Data records for software interfaces
_____
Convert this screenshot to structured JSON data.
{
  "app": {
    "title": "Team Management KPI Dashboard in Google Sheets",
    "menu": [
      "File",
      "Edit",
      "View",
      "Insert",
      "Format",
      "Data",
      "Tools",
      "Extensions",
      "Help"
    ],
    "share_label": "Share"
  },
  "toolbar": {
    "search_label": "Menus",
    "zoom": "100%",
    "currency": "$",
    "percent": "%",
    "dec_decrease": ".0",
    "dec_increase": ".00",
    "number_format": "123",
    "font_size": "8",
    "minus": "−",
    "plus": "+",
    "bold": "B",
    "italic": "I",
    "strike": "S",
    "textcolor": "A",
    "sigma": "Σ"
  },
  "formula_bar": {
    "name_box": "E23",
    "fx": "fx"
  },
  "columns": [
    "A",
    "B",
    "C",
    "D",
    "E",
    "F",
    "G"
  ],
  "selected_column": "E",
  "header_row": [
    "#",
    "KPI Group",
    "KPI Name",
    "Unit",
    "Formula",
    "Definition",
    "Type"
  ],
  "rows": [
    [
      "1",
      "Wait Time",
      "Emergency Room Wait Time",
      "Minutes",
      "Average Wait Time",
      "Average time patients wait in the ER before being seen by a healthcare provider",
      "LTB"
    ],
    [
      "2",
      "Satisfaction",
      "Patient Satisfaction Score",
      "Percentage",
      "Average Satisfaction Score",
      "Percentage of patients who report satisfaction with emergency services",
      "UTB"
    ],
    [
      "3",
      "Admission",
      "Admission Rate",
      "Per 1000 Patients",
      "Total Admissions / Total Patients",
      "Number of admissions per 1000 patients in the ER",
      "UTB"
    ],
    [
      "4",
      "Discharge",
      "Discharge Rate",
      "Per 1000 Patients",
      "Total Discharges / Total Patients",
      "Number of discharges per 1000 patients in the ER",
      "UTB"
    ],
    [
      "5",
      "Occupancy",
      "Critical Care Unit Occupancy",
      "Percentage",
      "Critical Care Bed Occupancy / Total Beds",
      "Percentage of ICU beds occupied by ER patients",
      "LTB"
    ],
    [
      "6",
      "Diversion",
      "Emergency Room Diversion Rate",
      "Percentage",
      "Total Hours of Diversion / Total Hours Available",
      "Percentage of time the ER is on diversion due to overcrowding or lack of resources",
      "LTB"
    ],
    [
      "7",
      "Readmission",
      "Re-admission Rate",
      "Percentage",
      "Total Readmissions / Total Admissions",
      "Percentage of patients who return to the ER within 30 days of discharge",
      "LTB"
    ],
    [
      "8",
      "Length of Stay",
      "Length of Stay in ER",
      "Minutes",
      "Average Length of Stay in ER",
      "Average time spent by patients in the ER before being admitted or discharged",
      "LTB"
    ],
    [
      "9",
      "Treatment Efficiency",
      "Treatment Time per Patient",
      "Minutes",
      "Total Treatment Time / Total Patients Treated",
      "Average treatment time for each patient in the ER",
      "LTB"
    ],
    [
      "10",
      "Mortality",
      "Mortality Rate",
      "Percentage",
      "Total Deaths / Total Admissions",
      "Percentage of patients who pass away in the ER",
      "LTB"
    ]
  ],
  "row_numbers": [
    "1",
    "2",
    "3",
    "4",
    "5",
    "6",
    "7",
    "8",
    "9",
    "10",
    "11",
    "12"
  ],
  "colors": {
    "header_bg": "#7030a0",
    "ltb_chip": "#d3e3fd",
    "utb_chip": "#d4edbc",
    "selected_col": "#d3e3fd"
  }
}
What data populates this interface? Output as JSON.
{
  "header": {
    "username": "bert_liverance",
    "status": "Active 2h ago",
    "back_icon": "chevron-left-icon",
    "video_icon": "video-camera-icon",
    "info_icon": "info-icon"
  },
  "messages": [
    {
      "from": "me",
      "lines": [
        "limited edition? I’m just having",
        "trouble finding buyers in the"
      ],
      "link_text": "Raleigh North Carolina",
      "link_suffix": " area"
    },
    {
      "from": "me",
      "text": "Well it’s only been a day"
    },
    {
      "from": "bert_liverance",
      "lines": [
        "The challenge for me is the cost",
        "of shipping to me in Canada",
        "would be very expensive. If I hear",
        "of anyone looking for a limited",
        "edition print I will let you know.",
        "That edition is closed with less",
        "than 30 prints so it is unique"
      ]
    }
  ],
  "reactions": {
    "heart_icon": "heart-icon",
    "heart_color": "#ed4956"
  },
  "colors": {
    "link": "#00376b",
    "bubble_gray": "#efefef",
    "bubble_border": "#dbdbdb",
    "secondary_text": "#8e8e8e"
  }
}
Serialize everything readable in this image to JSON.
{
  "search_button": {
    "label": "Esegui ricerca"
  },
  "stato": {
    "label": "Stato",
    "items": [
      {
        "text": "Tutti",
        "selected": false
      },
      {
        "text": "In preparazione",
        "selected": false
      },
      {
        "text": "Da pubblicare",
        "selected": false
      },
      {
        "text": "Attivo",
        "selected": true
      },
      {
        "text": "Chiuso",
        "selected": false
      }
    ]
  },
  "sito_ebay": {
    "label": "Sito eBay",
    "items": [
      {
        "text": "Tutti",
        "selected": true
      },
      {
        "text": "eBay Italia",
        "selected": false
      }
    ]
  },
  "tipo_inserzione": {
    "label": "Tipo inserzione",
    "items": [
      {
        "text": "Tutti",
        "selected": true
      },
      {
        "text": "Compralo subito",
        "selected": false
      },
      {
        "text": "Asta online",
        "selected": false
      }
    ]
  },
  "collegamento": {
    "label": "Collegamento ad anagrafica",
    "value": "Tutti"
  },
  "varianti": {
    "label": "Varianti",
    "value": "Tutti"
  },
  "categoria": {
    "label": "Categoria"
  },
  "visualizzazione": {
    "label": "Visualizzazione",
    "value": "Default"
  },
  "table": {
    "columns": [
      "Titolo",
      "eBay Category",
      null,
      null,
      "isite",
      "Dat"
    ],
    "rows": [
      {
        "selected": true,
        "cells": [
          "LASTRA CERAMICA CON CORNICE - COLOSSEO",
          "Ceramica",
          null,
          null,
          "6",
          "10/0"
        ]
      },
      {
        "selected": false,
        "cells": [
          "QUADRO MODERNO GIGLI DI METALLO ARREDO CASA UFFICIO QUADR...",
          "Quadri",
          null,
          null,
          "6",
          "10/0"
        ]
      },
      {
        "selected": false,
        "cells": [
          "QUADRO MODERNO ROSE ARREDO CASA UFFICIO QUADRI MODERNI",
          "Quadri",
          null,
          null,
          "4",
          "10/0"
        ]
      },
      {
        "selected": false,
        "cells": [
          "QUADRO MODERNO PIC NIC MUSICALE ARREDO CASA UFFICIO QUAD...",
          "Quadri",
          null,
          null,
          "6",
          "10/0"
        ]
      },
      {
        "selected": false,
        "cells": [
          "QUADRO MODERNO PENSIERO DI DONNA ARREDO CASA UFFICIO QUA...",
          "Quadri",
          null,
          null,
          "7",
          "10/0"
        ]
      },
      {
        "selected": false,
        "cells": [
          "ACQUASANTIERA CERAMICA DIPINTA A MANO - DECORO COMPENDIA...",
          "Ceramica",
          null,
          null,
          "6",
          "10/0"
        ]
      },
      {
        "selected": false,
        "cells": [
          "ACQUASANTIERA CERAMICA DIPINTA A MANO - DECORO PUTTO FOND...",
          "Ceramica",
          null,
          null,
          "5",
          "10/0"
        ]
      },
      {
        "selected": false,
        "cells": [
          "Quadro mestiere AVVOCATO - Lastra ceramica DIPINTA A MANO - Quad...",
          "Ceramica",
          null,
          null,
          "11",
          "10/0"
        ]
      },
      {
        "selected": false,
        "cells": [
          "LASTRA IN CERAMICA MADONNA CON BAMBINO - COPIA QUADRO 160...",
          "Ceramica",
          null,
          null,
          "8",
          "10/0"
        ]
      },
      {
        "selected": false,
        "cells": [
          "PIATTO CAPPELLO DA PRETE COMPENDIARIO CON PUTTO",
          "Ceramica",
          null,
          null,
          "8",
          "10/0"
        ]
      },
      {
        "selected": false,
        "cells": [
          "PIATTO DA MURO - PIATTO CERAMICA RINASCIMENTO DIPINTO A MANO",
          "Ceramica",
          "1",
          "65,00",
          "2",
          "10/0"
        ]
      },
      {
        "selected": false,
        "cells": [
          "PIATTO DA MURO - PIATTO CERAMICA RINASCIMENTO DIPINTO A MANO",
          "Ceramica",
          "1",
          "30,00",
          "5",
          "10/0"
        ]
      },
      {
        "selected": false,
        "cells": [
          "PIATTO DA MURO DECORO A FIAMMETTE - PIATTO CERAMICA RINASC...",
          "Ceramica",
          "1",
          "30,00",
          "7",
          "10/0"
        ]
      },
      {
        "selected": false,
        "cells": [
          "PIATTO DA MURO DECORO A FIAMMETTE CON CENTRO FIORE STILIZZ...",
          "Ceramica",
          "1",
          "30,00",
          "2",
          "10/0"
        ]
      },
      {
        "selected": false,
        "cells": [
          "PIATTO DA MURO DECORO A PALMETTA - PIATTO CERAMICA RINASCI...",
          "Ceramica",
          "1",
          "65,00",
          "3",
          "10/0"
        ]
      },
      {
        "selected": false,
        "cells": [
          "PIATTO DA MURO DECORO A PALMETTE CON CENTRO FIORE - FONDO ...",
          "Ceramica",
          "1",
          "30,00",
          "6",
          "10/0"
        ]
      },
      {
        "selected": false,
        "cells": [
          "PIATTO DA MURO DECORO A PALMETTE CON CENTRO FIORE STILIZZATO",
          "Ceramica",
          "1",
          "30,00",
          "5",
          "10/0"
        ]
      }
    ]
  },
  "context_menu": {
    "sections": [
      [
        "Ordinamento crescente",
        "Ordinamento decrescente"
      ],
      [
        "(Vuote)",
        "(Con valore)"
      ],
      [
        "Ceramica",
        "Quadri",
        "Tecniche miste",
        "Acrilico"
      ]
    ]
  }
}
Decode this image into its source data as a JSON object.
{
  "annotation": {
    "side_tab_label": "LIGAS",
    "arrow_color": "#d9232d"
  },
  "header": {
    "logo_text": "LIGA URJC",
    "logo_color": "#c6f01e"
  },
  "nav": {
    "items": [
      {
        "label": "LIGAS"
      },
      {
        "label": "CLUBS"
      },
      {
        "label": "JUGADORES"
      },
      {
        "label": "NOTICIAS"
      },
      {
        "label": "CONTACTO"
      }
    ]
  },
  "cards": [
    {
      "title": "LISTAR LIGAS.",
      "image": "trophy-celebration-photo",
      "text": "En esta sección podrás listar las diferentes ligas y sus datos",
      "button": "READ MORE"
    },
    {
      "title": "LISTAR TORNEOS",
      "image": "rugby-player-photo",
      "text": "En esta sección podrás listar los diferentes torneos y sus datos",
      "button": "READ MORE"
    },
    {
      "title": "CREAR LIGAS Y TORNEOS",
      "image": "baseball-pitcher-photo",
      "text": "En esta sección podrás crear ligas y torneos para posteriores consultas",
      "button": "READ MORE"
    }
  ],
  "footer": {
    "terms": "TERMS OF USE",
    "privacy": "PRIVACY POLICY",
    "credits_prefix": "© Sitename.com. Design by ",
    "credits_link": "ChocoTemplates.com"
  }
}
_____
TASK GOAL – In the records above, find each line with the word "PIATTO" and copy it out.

RESPONSE BOX –
          "PIATTO CAPPELLO DA PRETE COMPENDIARIO CON PUTTO",
          "PIATTO DA MURO - PIATTO CERAMICA RINASCIMENTO DIPINTO A MANO",
          "PIATTO DA MURO - PIATTO CERAMICA RINASCIMENTO DIPINTO A MANO",
          "PIATTO DA MURO DECORO A FIAMMETTE - PIATTO CERAMICA RINASC...",
          "PIATTO DA MURO DECORO A FIAMMETTE CON CENTRO FIORE STILIZZ...",
          "PIATTO DA MURO DECORO A PALMETTA - PIATTO CERAMICA RINASCI...",
          "PIATTO DA MURO DECORO A PALMETTE CON CENTRO FIORE - FONDO ...",
          "PIATTO DA MURO DECORO A PALMETTE CON CENTRO FIORE STILIZZATO",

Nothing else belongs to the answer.